The bishop, after many persuasions to cause him to recant, willed him to depart as then, and to come again on Saturday at eight of the clock in the morning; where, the bishop being absent, Dr. Nicholas Harpsfield, as then being his deputy, did sit, and earnestly exhorted him to deny his opinions. To whom in the end he answered "Well, ye have a law to condemn me, and I submit myself to the law; but not to the laws of the church, as you call it: and further I do affirm, and will stand to mine answers that I have made."
Whereupon Dr. Harpsfield willed him to appear there again upon Friday, being the tenth day of the same month of May. Upon which day the bishop privately sent the said Thomas Wats into his chamber, and there, with many fair promises tempted and tried him, whether he would revoke his errors, as he then termed them. But Wats answered him in this sort "I will not believe your church, neither the Romish church; and therefore you do but labour in vain thus to travail with me." He was hereupon again dismissed for that time until Friday the seventeenth day of May, and then commanded to appear in the consistory; which commandment he obeyed, and having the accustomed former articles ministered unto him, made then such answers as before.
Thus being tossed to and fro from day to day, and hour to hour, he was at the last, the eighteenth day of the month of May, brought into the consistory, where first was made a brief recital of all the former process: and there the said Wats, being, by the bishop and others, willed to deny his profession, made this final answer "God keep me from the doctrine that ye would have me to come unto, which ye have now declared. And I beseech God that I may persevere in that that I have done; for I will stand to mine answers."

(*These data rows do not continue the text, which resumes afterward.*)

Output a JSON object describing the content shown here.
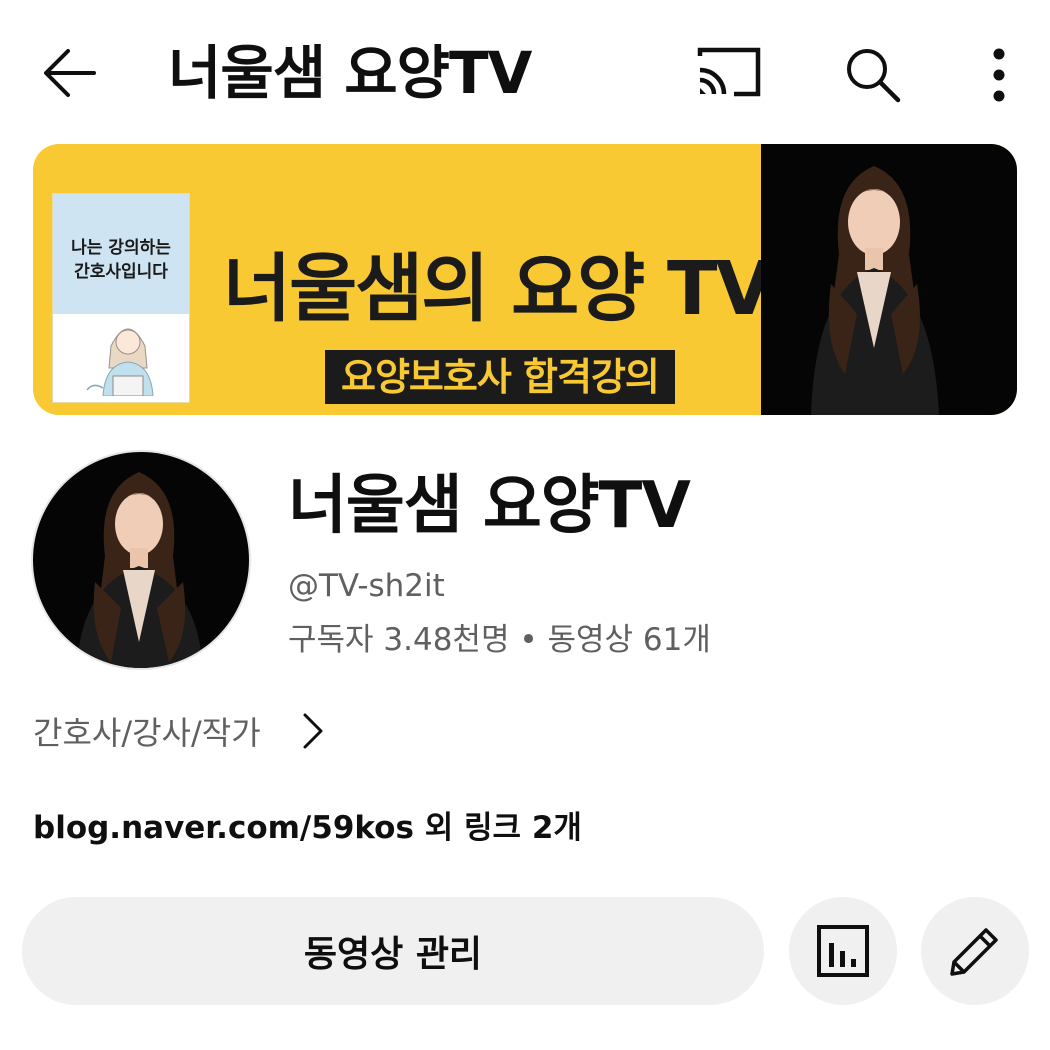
{
  "header": {
    "title": "너울샘 요양TV",
    "back_icon": "arrow-left-icon",
    "cast_icon": "cast-icon",
    "search_icon": "search-icon",
    "more_icon": "more-vertical-icon"
  },
  "banner": {
    "book_small_text": "",
    "book_title_line1": "나는 강의하는",
    "book_title_line2": "간호사입니다",
    "main_text": "너울샘의 요양 TV",
    "sub_text": "요양보호사 합격강의",
    "background_color": "#f9c934"
  },
  "channel": {
    "name": "너울샘 요양TV",
    "handle": "@TV-sh2it",
    "stats": "구독자 3.48천명 • 동영상 61개",
    "description": "간호사/강사/작가",
    "links": "blog.naver.com/59kos 외 링크 2개"
  },
  "actions": {
    "manage_videos": "동영상 관리",
    "analytics_icon": "analytics-icon",
    "edit_icon": "pencil-icon"
  }
}
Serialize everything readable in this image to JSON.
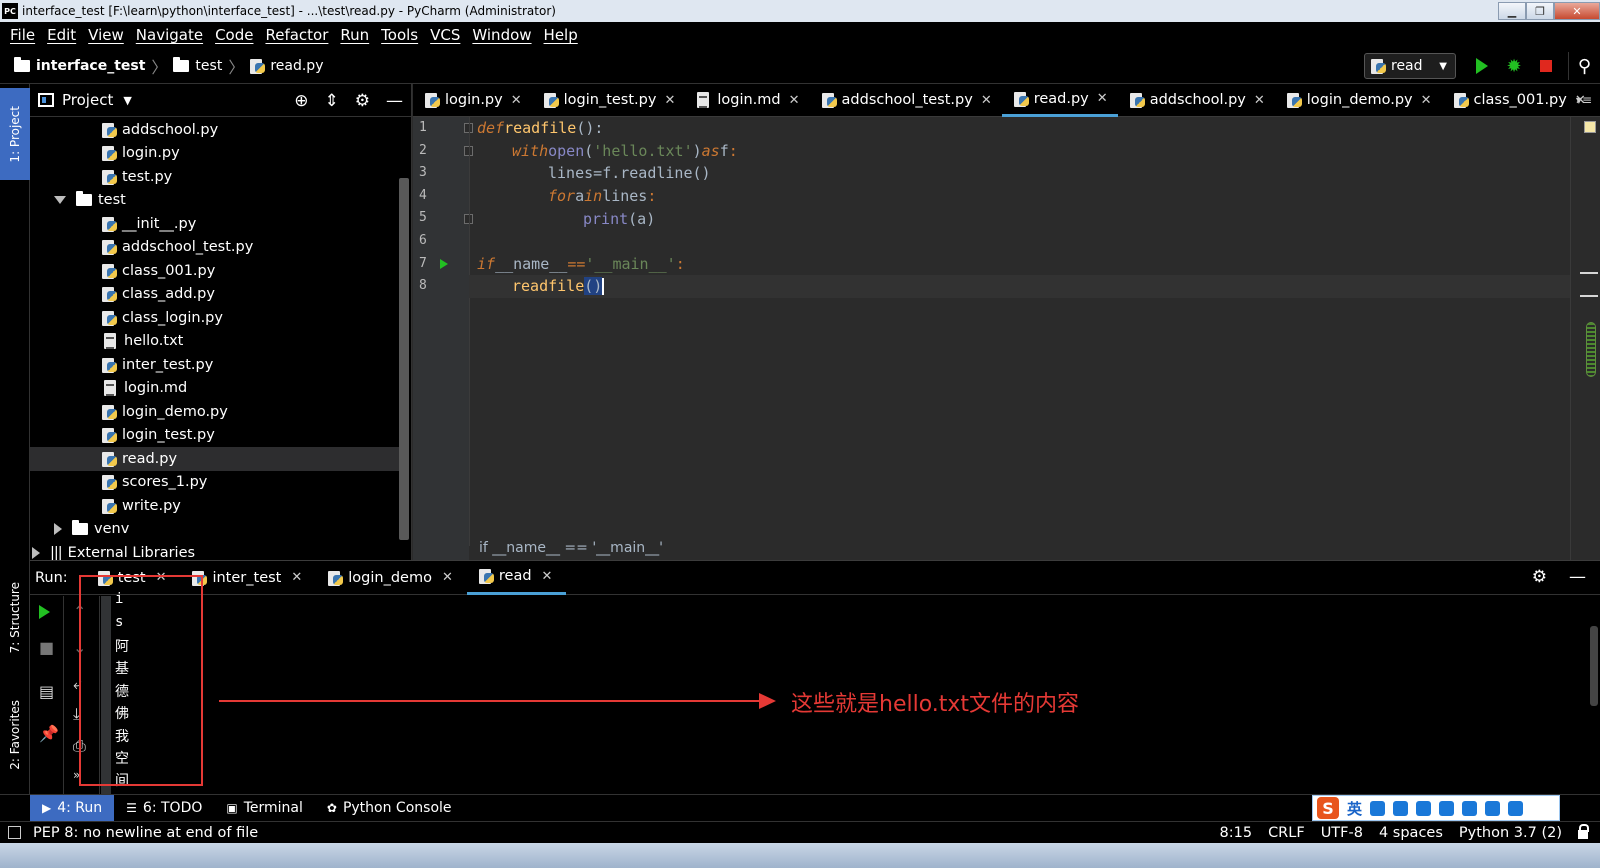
{
  "window": {
    "title": "interface_test [F:\\learn\\python\\interface_test] - ...\\test\\read.py - PyCharm (Administrator)",
    "app_badge": "PC"
  },
  "menu": [
    "File",
    "Edit",
    "View",
    "Navigate",
    "Code",
    "Refactor",
    "Run",
    "Tools",
    "VCS",
    "Window",
    "Help"
  ],
  "breadcrumb": {
    "project": "interface_test",
    "folder": "test",
    "file": "read.py"
  },
  "run_config": {
    "name": "read"
  },
  "left_strip": {
    "project_tab": "1: Project",
    "structure_tab": "7: Structure",
    "favorites_tab": "2: Favorites"
  },
  "project_panel": {
    "title": "Project",
    "tree": [
      {
        "label": "addschool.py",
        "icon": "python-file-icon"
      },
      {
        "label": "login.py",
        "icon": "python-file-icon"
      },
      {
        "label": "test.py",
        "icon": "python-file-icon"
      },
      {
        "label": "test",
        "icon": "folder-icon",
        "expanded": true
      },
      {
        "label": "__init__.py",
        "icon": "python-file-icon"
      },
      {
        "label": "addschool_test.py",
        "icon": "python-file-icon"
      },
      {
        "label": "class_001.py",
        "icon": "python-file-icon"
      },
      {
        "label": "class_add.py",
        "icon": "python-file-icon"
      },
      {
        "label": "class_login.py",
        "icon": "python-file-icon"
      },
      {
        "label": "hello.txt",
        "icon": "text-file-icon"
      },
      {
        "label": "inter_test.py",
        "icon": "python-file-icon"
      },
      {
        "label": "login.md",
        "icon": "text-file-icon"
      },
      {
        "label": "login_demo.py",
        "icon": "python-file-icon"
      },
      {
        "label": "login_test.py",
        "icon": "python-file-icon"
      },
      {
        "label": "read.py",
        "icon": "python-file-icon",
        "selected": true
      },
      {
        "label": "scores_1.py",
        "icon": "python-file-icon"
      },
      {
        "label": "write.py",
        "icon": "python-file-icon"
      },
      {
        "label": "venv",
        "icon": "folder-icon",
        "expanded": false
      },
      {
        "label": "External Libraries",
        "icon": "library-icon",
        "expanded": false
      }
    ]
  },
  "editor_tabs": [
    {
      "label": "login.py",
      "icon": "python-file-icon"
    },
    {
      "label": "login_test.py",
      "icon": "python-file-icon"
    },
    {
      "label": "login.md",
      "icon": "text-file-icon"
    },
    {
      "label": "addschool_test.py",
      "icon": "python-file-icon"
    },
    {
      "label": "read.py",
      "icon": "python-file-icon",
      "active": true
    },
    {
      "label": "addschool.py",
      "icon": "python-file-icon"
    },
    {
      "label": "login_demo.py",
      "icon": "python-file-icon"
    },
    {
      "label": "class_001.py",
      "icon": "python-file-icon"
    }
  ],
  "editor": {
    "line_numbers": [
      "1",
      "2",
      "3",
      "4",
      "5",
      "6",
      "7",
      "8"
    ],
    "code": {
      "l1_def": "def",
      "l1_name": "readfile",
      "l1_rest": "():",
      "l2_with": "with",
      "l2_open": "open",
      "l2_p1": "(",
      "l2_str": "'hello.txt'",
      "l2_p2": ")",
      "l2_as": "as",
      "l2_f": "f",
      "l2_colon": ":",
      "l3_lines": "lines",
      "l3_eq": "=",
      "l3_call": "f.readline()",
      "l4_for": "for",
      "l4_a": "a",
      "l4_in": "in",
      "l4_lines": "lines",
      "l4_colon": ":",
      "l5_print": "print",
      "l5_arg": "(a)",
      "l7_if": "if",
      "l7_name": "__name__",
      "l7_eq": "==",
      "l7_str": "'__main__'",
      "l7_colon": ":",
      "l8_call": "readfile",
      "l8_parens": "()"
    },
    "context_breadcrumb": "if __name__ == '__main__'"
  },
  "run_panel": {
    "label": "Run:",
    "tabs": [
      {
        "label": "test",
        "icon": "python-run-icon"
      },
      {
        "label": "inter_test",
        "icon": "python-run-icon"
      },
      {
        "label": "login_demo",
        "icon": "python-run-icon"
      },
      {
        "label": "read",
        "icon": "python-run-icon",
        "active": true
      }
    ],
    "output": [
      "i",
      "s",
      "阿",
      "基",
      "德",
      "佛",
      "我",
      "空",
      "间"
    ],
    "annotation": "这些就是hello.txt文件的内容"
  },
  "bottom_tabs": [
    {
      "label": "4: Run",
      "icon": "run-icon",
      "active": true
    },
    {
      "label": "6: TODO",
      "icon": "todo-icon"
    },
    {
      "label": "Terminal",
      "icon": "terminal-icon"
    },
    {
      "label": "Python Console",
      "icon": "python-console-icon"
    }
  ],
  "ime": {
    "lang": "英",
    "badge": "S"
  },
  "status": {
    "message": "PEP 8: no newline at end of file",
    "position": "8:15",
    "line_sep": "CRLF",
    "encoding": "UTF-8",
    "indent": "4 spaces",
    "interpreter": "Python 3.7 (2)"
  },
  "colors": {
    "accent": "#4aa0d6",
    "active_tool": "#3d6bc1",
    "annotation": "#e53935",
    "run_green": "#22c022",
    "stop_red": "#e0281e"
  }
}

The bishop, perceiving his fair flattering promises nothing to prevail, and having no great store of other reasons to persuade with, put forth his last and strongest argument of condemnation; which being ended, he was delivered to the sheriffs of London, and by them was sent to Newgate, where he remained until the ninth day of June, or (as some record) to the twenty-second of May: at which time he was carried unto Chelmsford, and there was brought to Scot's house, keeping then an inn in Chelmsford, where, as they were eating meat with Haukes and the rest that came down to their burning, they prayed together both before and after their meat.
Illustration -- Wats with his Wife and Children
Then Wats went and prayed privately to himself, and afterward came to his wife and his six children being there, and said these words in effect:
"Wife, and my good children! I must now depart from you. Therefore hence-forth know I you no more; but, as the Lord hath given you unto me, so I give you again unto the Lord, whom, I charge you, see you do obey, and fear him: and beware ye turn not to this abominable papistry, against the which I shall, anon, by God's grace, give my blood. Let not the murdering of God's saints cause you to relent, but take occasion thereby to be the stronger in the Lord's quarrel, and I doubt not but he will be a merciful Father unto you." All these and such-like words spake he unto them, and they unto him; of whom two, as it is said, offered to be burnt with him. In the end he bade them farewell, and kissed them all, and was carried to the fire.
At the stake, after he had kissed it, he spake to my Lord Riche these or the like words "My Lord," saith he, "beware, beware! for you do against your own conscience herein; and without you repent, the Lord will revenge it: for you are the cause of this my death."